The Clippers need to now find a GM to help this franchise continue its trajectory. Whichever GM comes in will have Vinny Del Negro as his coach and needs to convince free agent to be Chris Paul that he needs to stay after next season. Blake Griffin will get a max deal offer from whoever gets the job.
One thought — Jeff Bower is available and was the GM for the Hornets when Chris Paul was there. They already have a relationship. Bower is reportedly still in the mix for the Orlando job, but he might be swayed. But will the notoriously frugal owner Donald Sterling pay up for a top flight GM?
Sevyn Streeter said the 76ers prevented her from singing the national anthem at tonight’s game because she was wearing a “WE MATTER” jersey:
“The Philadelphia 76ers organization encourages meaningful actions to drive social change. We use our games to bring people together, to build trust and to strengthen our communities. As we move from symbolic gestures to action, we will continue to leverage our platform to positively impact our community.”

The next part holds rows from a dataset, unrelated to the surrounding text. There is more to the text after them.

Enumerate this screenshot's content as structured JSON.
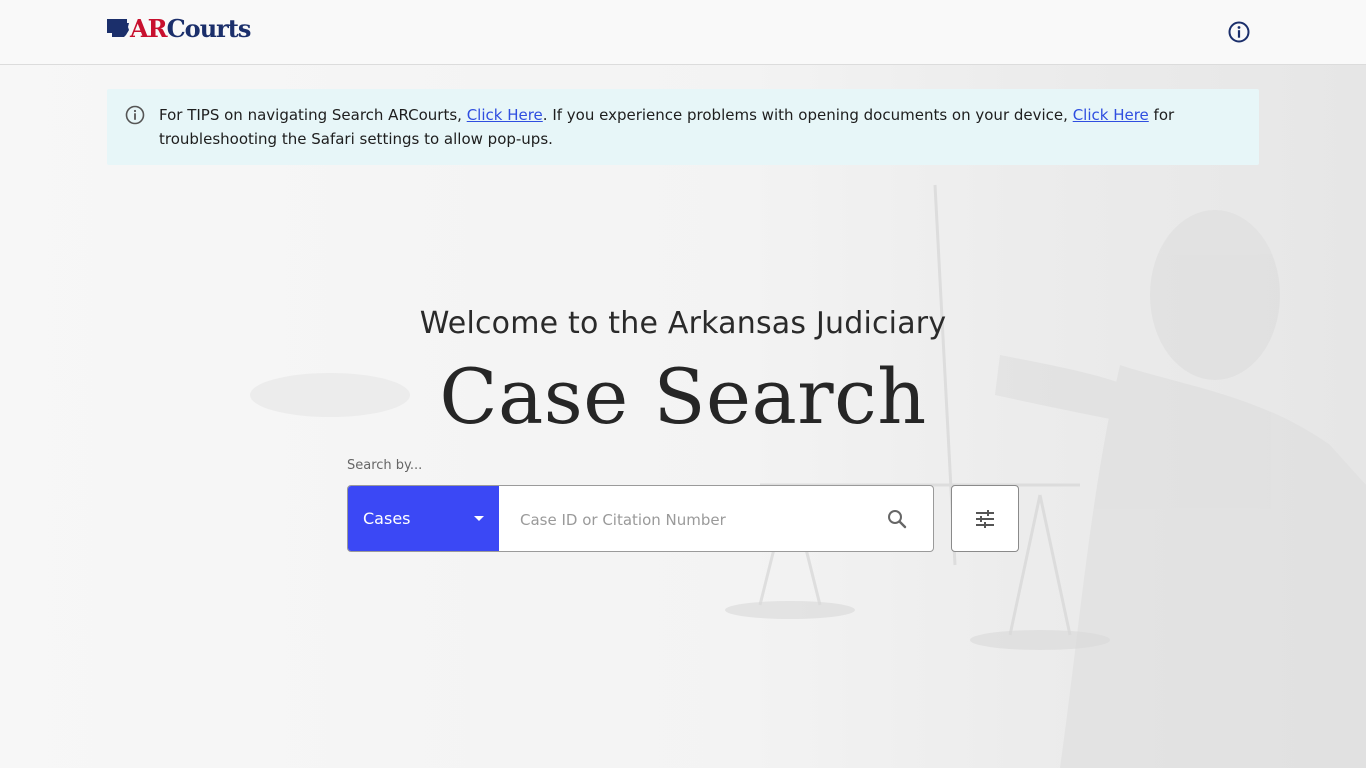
{
  "header": {
    "logo_ar": "AR",
    "logo_courts": "Courts",
    "info_icon": "info-circle-icon"
  },
  "banner": {
    "icon": "info-circle-icon",
    "text_1": "For TIPS on navigating Search ARCourts, ",
    "link_1": "Click Here",
    "text_2": ". If you experience problems with opening documents on your device, ",
    "link_2": "Click Here",
    "text_3": " for troubleshooting the Safari settings to allow pop-ups."
  },
  "hero": {
    "welcome": "Welcome to the Arkansas Judiciary",
    "title": "Case Search"
  },
  "search": {
    "label": "Search by...",
    "type_selected": "Cases",
    "placeholder": "Case ID or Citation Number",
    "value": "",
    "search_icon": "search-icon",
    "filter_icon": "tune-sliders-icon"
  },
  "colors": {
    "accent": "#3b48f5",
    "link": "#2f4ee0",
    "logo_red": "#c8102e",
    "logo_blue": "#1b2f6b",
    "banner_bg": "#e7f6f8"
  }
}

This is a continuation of Carmelo Anthony‘s argument: The emphasis should be on action in communities and there’s no longer a place for gestures like Colin Kaepernick kneeling.

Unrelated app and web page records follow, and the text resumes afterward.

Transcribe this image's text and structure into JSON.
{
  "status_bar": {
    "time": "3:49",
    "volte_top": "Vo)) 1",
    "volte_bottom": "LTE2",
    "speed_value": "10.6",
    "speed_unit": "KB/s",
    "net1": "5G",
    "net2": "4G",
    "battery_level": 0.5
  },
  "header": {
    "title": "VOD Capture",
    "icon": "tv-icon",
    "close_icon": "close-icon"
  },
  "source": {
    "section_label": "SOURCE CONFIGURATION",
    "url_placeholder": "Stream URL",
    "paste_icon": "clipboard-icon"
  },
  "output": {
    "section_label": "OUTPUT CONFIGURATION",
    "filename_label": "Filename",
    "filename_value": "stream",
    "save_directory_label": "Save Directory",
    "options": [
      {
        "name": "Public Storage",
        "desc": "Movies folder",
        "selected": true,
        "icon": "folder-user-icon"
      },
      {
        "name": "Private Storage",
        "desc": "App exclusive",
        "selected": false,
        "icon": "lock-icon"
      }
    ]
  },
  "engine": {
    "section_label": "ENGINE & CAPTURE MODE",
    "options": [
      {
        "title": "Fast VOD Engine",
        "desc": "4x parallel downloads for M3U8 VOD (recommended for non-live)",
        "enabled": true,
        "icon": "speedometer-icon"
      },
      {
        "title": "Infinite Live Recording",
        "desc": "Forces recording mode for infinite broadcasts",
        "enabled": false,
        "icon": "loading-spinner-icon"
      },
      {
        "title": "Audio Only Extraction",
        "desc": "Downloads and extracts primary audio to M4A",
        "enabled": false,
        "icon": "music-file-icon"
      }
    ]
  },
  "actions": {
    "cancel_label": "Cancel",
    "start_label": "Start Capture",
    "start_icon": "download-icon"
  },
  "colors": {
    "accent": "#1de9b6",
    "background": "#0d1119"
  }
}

But this needn’t be an either/or discussion. Community-based action is obviously important (though don’t assign responsibility to NBA players to fix racism). Recognizing the width and depth of the problem is necessary – which is why symbols matter, too.

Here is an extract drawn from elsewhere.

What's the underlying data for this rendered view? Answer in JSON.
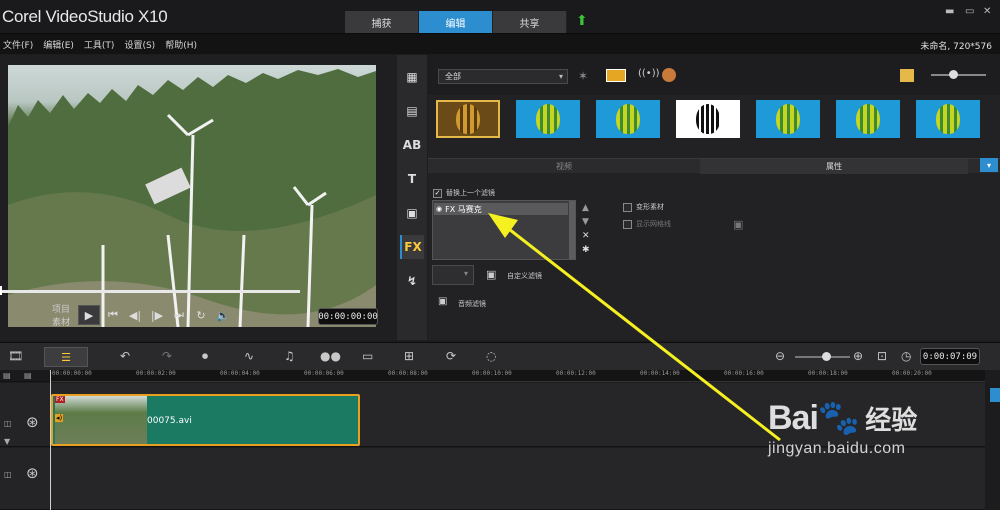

Take Street’s shirt at face value. “We matter.” “Black lives matter.” What’s so offensive about that? There is no implicit “more” attached.
Yet, the 76ers found it antithetical to their brand.
This is why the widespread “unity” message preached by arm-locking NBA players left so much to be desired.
To the 76ers, unity meant silencing Streeter.
Is that what players were demonstrating on behalf of during the preseason? I’m sure that arena was much more united with a 76ers dancer singing the anthem than it would have been with Streeter spotlighted. But sometimes divisiveness is necessary to advance a cause.
If the 76ers don’t want Streeter using their platform to say “WE MATTER,” that’s their right. Not everyone has to support that choice, though.
No NBA players followed Colin Kaepernick’s lead by kneeling during the national anthem in the preseason.
But that courageous form of protest still found its way onto NBA courts.
A national-anthem singer knelt before a Kings game, and other did at a Heat game.
Another singer wanted to take a bold stance for the 76ers’ regular-season opener against the Thunder tonight by wearing a “WE MATTER” jersey, but she said the team stopped her.
A 76ers dancer performed the anthem instead:
The 76ers deserve some latitude to choose how someone uses their platform. But what about claiming black lives matter is antithetical to the 76ers’ brand?
The team did not immediately respond to request for comment. I will update if it does.
The Russell Westbrook era didn’t get off to the fastest start for the Thunder, who fell behind the 76ers early.
This Philadelphia fan got way ahead of himself (and any reasonable standard of decency).
Via Andy Bailey of Bleacher Report:
Oklahoma City responded with a 5-0 run, Westbrook scoring three points himself and assisting another basket.
The No. 28 pick, R.J. Hunter became the first first-rounder from last year’s draft to fall out of the NBA when the Celtics waived him.
He won’t be out of the league for long.
The Bulls, the only team with an open roster spot, appear close to adding him.
Shams Charania of Yahoo Sports:
Hunter belongs in the league. Though he must knock down shots far more reliably than he has, Hunter has potential as an outside shooter with complementary ball skills to provide value. Boston just had more NBA-caliber players than roster spots.
He’s far from a lock to succeed in the NBA, but I value Hunter about as much as Tony Snell – whom the Bulls just traded for an upgrade at backup point guard in Michael Carter-Williams. That they could so cheaply replace Snell makes that deal look even better.